======== GIVEN DATA ========

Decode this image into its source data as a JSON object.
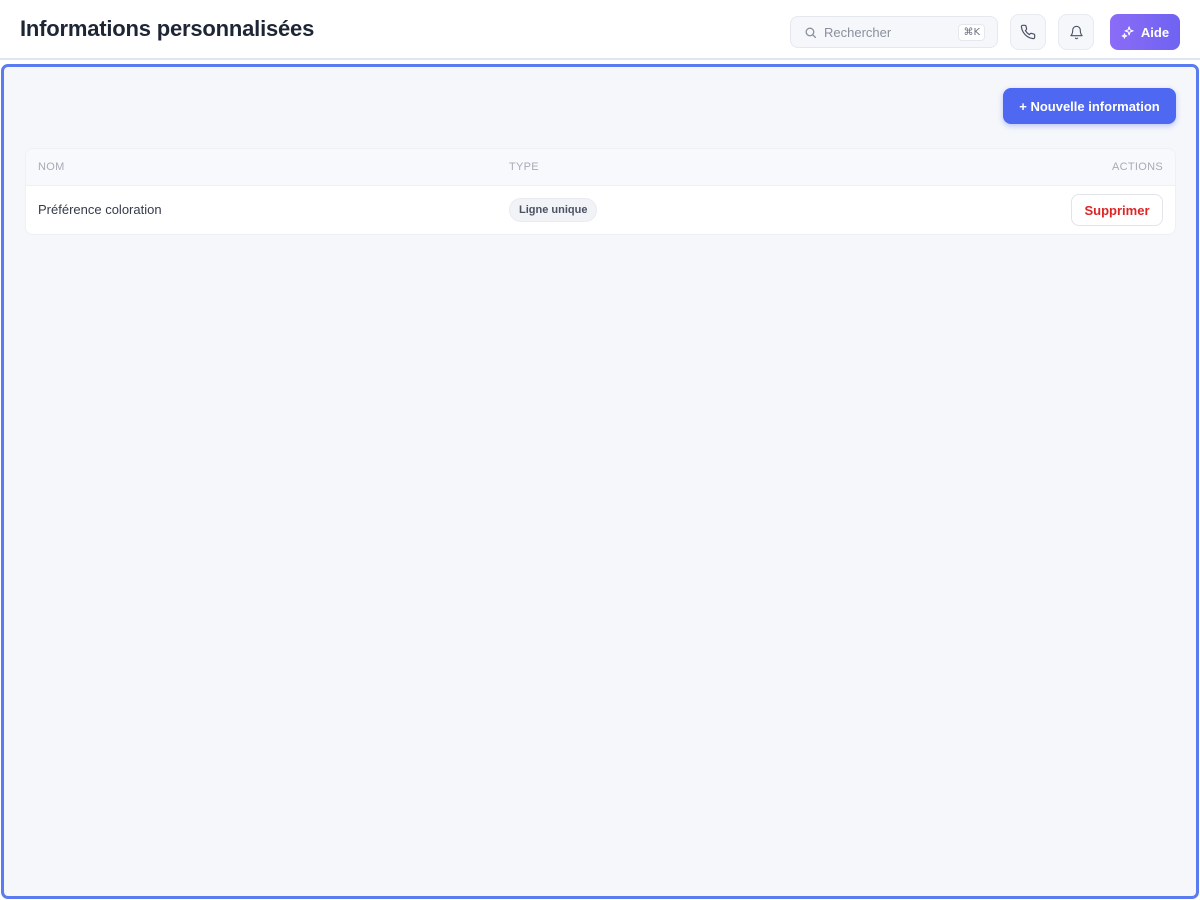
{
  "header": {
    "title": "Informations personnalisées",
    "search": {
      "placeholder": "Rechercher",
      "shortcut": "⌘K"
    },
    "help_label": "Aide",
    "icons": {
      "search": "search-icon",
      "phone": "phone-icon",
      "bell": "bell-icon",
      "help": "sparkles-icon"
    }
  },
  "main": {
    "new_button_label": "+ Nouvelle information",
    "table": {
      "columns": {
        "name": "NOM",
        "type": "TYPE",
        "actions": "ACTIONS"
      },
      "rows": [
        {
          "name": "Préférence coloration",
          "type": "Ligne unique",
          "action_label": "Supprimer"
        }
      ]
    }
  },
  "colors": {
    "accent": "#4e68f2",
    "help_gradient_start": "#8b6cf6",
    "help_gradient_end": "#6f63f2",
    "danger": "#dc2626",
    "frame_border": "#5b7cf0",
    "background": "#f5f7fb"
  }
}
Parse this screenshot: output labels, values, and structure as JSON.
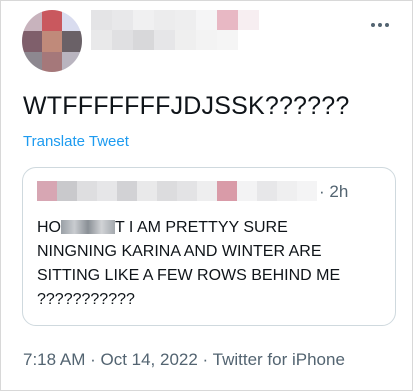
{
  "tweet": {
    "text": "WTFFFFFFFJDJSSK??????",
    "translate_label": "Translate Tweet",
    "timestamp": "7:18 AM · Oct 14, 2022 · Twitter for iPhone"
  },
  "quoted": {
    "time": "· 2h",
    "line1_prefix": "HO",
    "line1_suffix": "T I AM PRETTYY  SURE",
    "line2": "NINGNING KARINA AND WINTER ARE",
    "line3": "SITTING LIKE A FEW ROWS BEHIND ME",
    "line4": "???????????"
  },
  "colors": {
    "link": "#1d9bf0",
    "secondary_text": "#536471",
    "border": "#cfd9de"
  },
  "icons": {
    "more": "more-horizontal-icon"
  }
}
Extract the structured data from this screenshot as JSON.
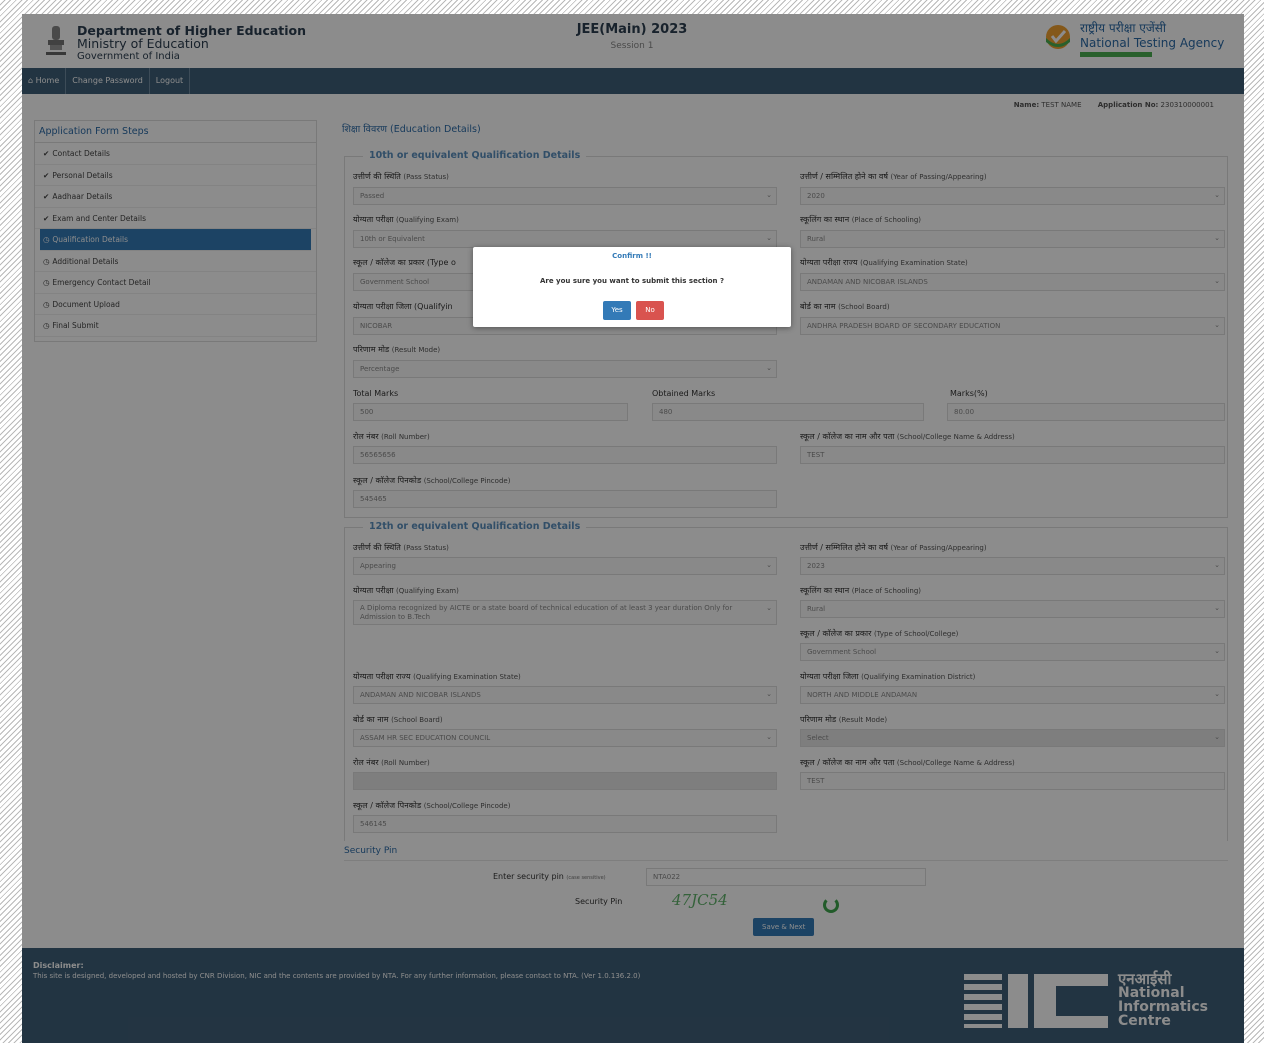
{
  "header": {
    "dept_line1": "Department of Higher Education",
    "dept_line2": "Ministry of Education",
    "dept_line3": "Government of India",
    "exam_title": "JEE(Main) 2023",
    "exam_session": "Session 1",
    "nta_hindi": "राष्ट्रीय परीक्षा एजेंसी",
    "nta_english": "National Testing Agency"
  },
  "nav": {
    "home": "⌂ Home",
    "change_password": "Change Password",
    "logout": "Logout"
  },
  "user": {
    "name_label": "Name:",
    "name_value": "TEST NAME",
    "appno_label": "Application No:",
    "appno_value": "230310000001"
  },
  "sidebar": {
    "title": "Application Form Steps",
    "steps": [
      {
        "label": "Contact Details",
        "icon": "✔"
      },
      {
        "label": "Personal Details",
        "icon": "✔"
      },
      {
        "label": "Aadhaar Details",
        "icon": "✔"
      },
      {
        "label": "Exam and Center Details",
        "icon": "✔"
      },
      {
        "label": "Qualification Details",
        "icon": "◷"
      },
      {
        "label": "Additional Details",
        "icon": "◷"
      },
      {
        "label": "Emergency Contact Detail",
        "icon": "◷"
      },
      {
        "label": "Document Upload",
        "icon": "◷"
      },
      {
        "label": "Final Submit",
        "icon": "◷"
      }
    ]
  },
  "main": {
    "title": "शिक्षा विवरण (Education Details)",
    "tenth": {
      "legend": "10th or equivalent Qualification Details",
      "pass_status_label": "उत्तीर्ण की स्थिति",
      "pass_status_en": "(Pass Status)",
      "pass_status_value": "Passed",
      "year_label": "उत्तीर्ण / सम्मिलित होने का वर्ष",
      "year_en": "(Year of Passing/Appearing)",
      "year_value": "2020",
      "exam_label": "योग्यता परीक्षा",
      "exam_en": "(Qualifying Exam)",
      "exam_value": "10th or Equivalent",
      "place_label": "स्कूलिंग का स्थान",
      "place_en": "(Place of Schooling)",
      "place_value": "Rural",
      "type_label": "स्कूल / कॉलेज का प्रकार (Type o",
      "type_value": "Government School",
      "state_label": "योग्यता परीक्षा राज्य",
      "state_en": "(Qualifying Examination State)",
      "state_value": "ANDAMAN AND NICOBAR ISLANDS",
      "district_label": "योग्यता परीक्षा जिला (Qualifyin",
      "district_value": "NICOBAR",
      "board_label": "बोर्ड का नाम",
      "board_en": "(School Board)",
      "board_value": "ANDHRA PRADESH BOARD OF SECONDARY EDUCATION",
      "result_label": "परिणाम मोड",
      "result_en": "(Result Mode)",
      "result_value": "Percentage",
      "total_label": "Total Marks",
      "total_value": "500",
      "obtained_label": "Obtained Marks",
      "obtained_value": "480",
      "percent_label": "Marks(%)",
      "percent_value": "80.00",
      "roll_label": "रोल नंबर",
      "roll_en": "(Roll Number)",
      "roll_value": "56565656",
      "school_label": "स्कूल / कॉलेज का नाम और पता",
      "school_en": "(School/College Name & Address)",
      "school_value": "TEST",
      "pincode_label": "स्कूल / कॉलेज पिनकोड",
      "pincode_en": "(School/College Pincode)",
      "pincode_value": "545465"
    },
    "twelfth": {
      "legend": "12th or equivalent Qualification Details",
      "pass_status_label": "उत्तीर्ण की स्थिति",
      "pass_status_en": "(Pass Status)",
      "pass_status_value": "Appearing",
      "year_label": "उत्तीर्ण / सम्मिलित होने का वर्ष",
      "year_en": "(Year of Passing/Appearing)",
      "year_value": "2023",
      "exam_label": "योग्यता परीक्षा",
      "exam_en": "(Qualifying Exam)",
      "exam_value": "A Diploma recognized by AICTE or a state board of technical education of at least 3 year duration Only for Admission to B.Tech",
      "place_label": "स्कूलिंग का स्थान",
      "place_en": "(Place of Schooling)",
      "place_value": "Rural",
      "type_label": "स्कूल / कॉलेज का प्रकार",
      "type_en": "(Type of School/College)",
      "type_value": "Government School",
      "state_label": "योग्यता परीक्षा राज्य",
      "state_en": "(Qualifying Examination State)",
      "state_value": "ANDAMAN AND NICOBAR ISLANDS",
      "district_label": "योग्यता परीक्षा जिला",
      "district_en": "(Qualifying Examination District)",
      "district_value": "NORTH AND MIDDLE ANDAMAN",
      "board_label": "बोर्ड का नाम",
      "board_en": "(School Board)",
      "board_value": "ASSAM HR SEC EDUCATION COUNCIL",
      "result_label": "परिणाम मोड",
      "result_en": "(Result Mode)",
      "result_value": "Select",
      "roll_label": "रोल नंबर",
      "roll_en": "(Roll Number)",
      "roll_value": "",
      "school_label": "स्कूल / कॉलेज का नाम और पता",
      "school_en": "(School/College Name & Address)",
      "school_value": "TEST",
      "pincode_label": "स्कूल / कॉलेज पिनकोड",
      "pincode_en": "(School/College Pincode)",
      "pincode_value": "546145"
    },
    "security": {
      "title": "Security Pin",
      "enter_label": "Enter security pin",
      "case_note": "(case sensitive)",
      "pin_value": "NTA022",
      "pin_label": "Security Pin",
      "captcha": "47JC54",
      "save_button": "Save & Next"
    }
  },
  "footer": {
    "disclaimer_title": "Disclaimer:",
    "disclaimer_text": "This site is designed, developed and hosted by CNR Division, NIC and the contents are provided by NTA. For any further information, please contact to NTA. (Ver 1.0.136.2.0)",
    "nic_hindi": "एनआईसी",
    "nic_line1": "National",
    "nic_line2": "Informatics",
    "nic_line3": "Centre"
  },
  "modal": {
    "title": "Confirm !!",
    "question": "Are you sure you want to submit this section ?",
    "yes": "Yes",
    "no": "No"
  },
  "colors": {
    "primary": "#337ab7",
    "navbar": "#3f5f78",
    "danger": "#d9534f",
    "nta_blue": "#2b6aa7"
  }
}
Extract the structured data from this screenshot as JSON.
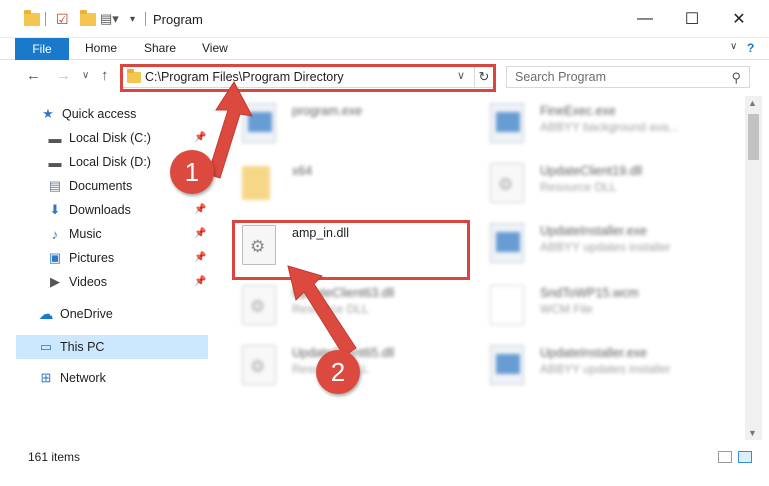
{
  "window": {
    "title": "Program"
  },
  "ribbon": {
    "file": "File",
    "home": "Home",
    "share": "Share",
    "view": "View"
  },
  "address": {
    "path": "C:\\Program Files\\Program Directory"
  },
  "search": {
    "placeholder": "Search Program"
  },
  "sidebar": {
    "quick_access": "Quick access",
    "items": [
      {
        "label": "Local Disk (C:)",
        "icon": "drive-icon",
        "pinned": true
      },
      {
        "label": "Local Disk (D:)",
        "icon": "drive-icon",
        "pinned": false
      },
      {
        "label": "Documents",
        "icon": "documents-icon",
        "pinned": true
      },
      {
        "label": "Downloads",
        "icon": "downloads-icon",
        "pinned": true
      },
      {
        "label": "Music",
        "icon": "music-icon",
        "pinned": true
      },
      {
        "label": "Pictures",
        "icon": "pictures-icon",
        "pinned": true
      },
      {
        "label": "Videos",
        "icon": "videos-icon",
        "pinned": true
      }
    ],
    "onedrive": "OneDrive",
    "thispc": "This PC",
    "network": "Network"
  },
  "files": [
    {
      "name": "program.exe",
      "desc": "",
      "icon": "exe-icon"
    },
    {
      "name": "FineExec.exe",
      "desc": "ABBYY background ava...",
      "icon": "exe-icon"
    },
    {
      "name": "x64",
      "desc": "",
      "icon": "folder-icon"
    },
    {
      "name": "UpdateClient19.dll",
      "desc": "Resource DLL",
      "icon": "dll-icon"
    },
    {
      "name": "amp_in.dll",
      "desc": "",
      "icon": "dll-icon"
    },
    {
      "name": "UpdateInstaller.exe",
      "desc": "ABBYY updates installer",
      "icon": "exe-icon"
    },
    {
      "name": "UpdateClient63.dll",
      "desc": "Resource DLL",
      "icon": "dll-icon"
    },
    {
      "name": "SndToWP15.wcm",
      "desc": "WCM File",
      "icon": "file-icon"
    },
    {
      "name": "UpdateClient65.dll",
      "desc": "Resource DLL",
      "icon": "dll-icon"
    },
    {
      "name": "UpdateInstaller.exe",
      "desc": "ABBYY updates installer",
      "icon": "exe-icon"
    }
  ],
  "status": {
    "count": "161 items"
  },
  "annotations": {
    "step1": "1",
    "step2": "2"
  },
  "colors": {
    "accent": "#1979ca",
    "highlight": "#d9453f",
    "selection": "#cce8ff"
  }
}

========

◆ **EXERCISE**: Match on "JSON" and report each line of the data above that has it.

◆ **RESPONSE**:
Decode this image into its source data as a JSON object.
Parse this screenshot: output labels, values, and structure as JSON.
Extract the structured data from this screenshot as JSON.
Extract the structured data from this screenshot as JSON.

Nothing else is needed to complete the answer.